Do I need a will in Utah if I am not married and have no children?

Stephen Howard — Stone River Law

Real People. Real Solutions.

Do I need a will in Utah if I am not married and have no children?

Last Updated

If a person who is unmarried and has no children dies without a will, Utah’s intestate succession laws dictate that his entire estate will pass to his closest heirs.  The estate will pass first to the person’s parents.  If the person’s parents have already died, then the estate will pass next to siblings.  In most cases, either parents or siblings will be alive and will inherit.  But if no living parents or siblings exist, Utah’s intestate succession laws provide a list of those relative next in line to inherit.  If no living relatives exist at all (a very rare circumstance), then the estate is received by the State of Utah for the benefit of the state school fund.  In no case will the person’s intestate estate go to a non-relative.

If a person wants property to be given to anyone other than those relatives designated as receiving heirs under the intestate succession statutes, then creating a last will and testament is absolutely necessary to make those bequests.  If a person is comfortable with the rules of inheritance set up by Utah’s intestate succession laws, it may be tempting to not create a will.  But the question of who will inherit is only one question to consider in deciding whether to create a will and trust.

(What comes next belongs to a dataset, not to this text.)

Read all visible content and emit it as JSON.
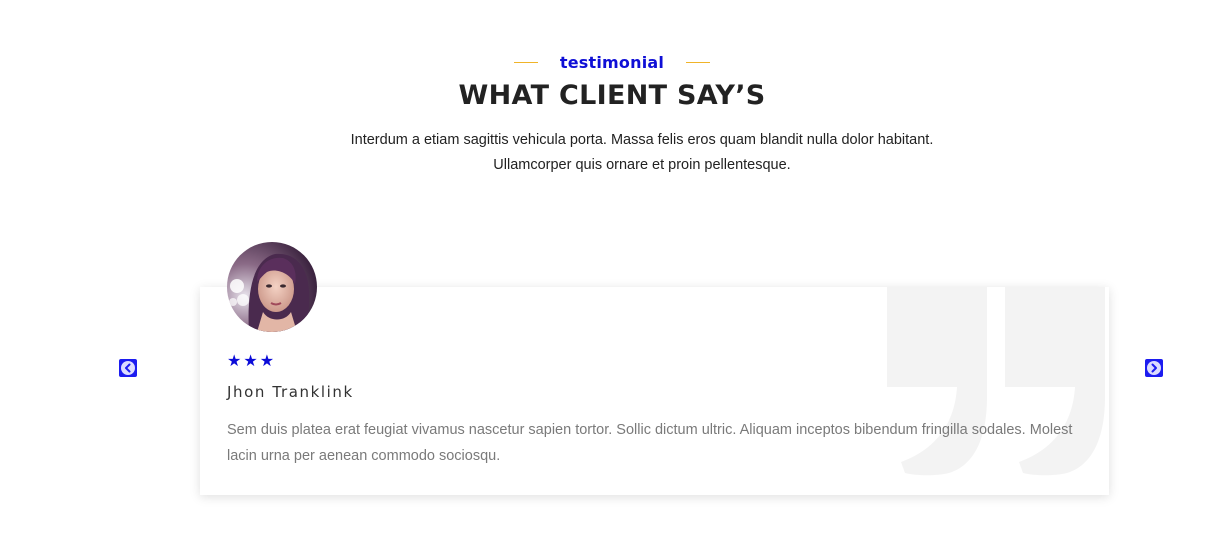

If you own real estate (e.g., a home, condominium, or land), or if your estate has other assets valued at more than $100,000, then a probate action in the Utah courts will be required to distribute or transfer those assets.  The cost of filing a probate action includes at a minimum (as of 2013) a $360 filing fee.  Add in attorney fees, and the cost of probate can easily exceed the cost of creating a will and trust that will likely avoid the probate process in court entirely.

If you have not created a will, there may be disputes over who should be designated as your personal representative.  While Utah intestate succession law determines who is to receive your estate, it is the personal representative’s responsibility to determine how to accomplish that task.  Should the estate be liquidated in its entirety and distributed as cash?  Are there certain personal possessions that you would like specific individuals to receive?  These questions are best answered by you.  Without a will, it is the probate court that makes these decisions.  Decisions made by a judge regarding your estate will almost never be exactly what you would have wanted.

If you are comfortable leaving your estate to those individuals designated as heirs under Utah intestate succession laws, if you have no preference as to how your estate is actually distributed, if you have no minor children who should have a guardian designated, and if you are not concerned with creating the need for a probate action following your death, then you may not need a will or other estate planning tools.  But if you are concerned about any of these issues, then you should speak with an estate planning attorney in Utah.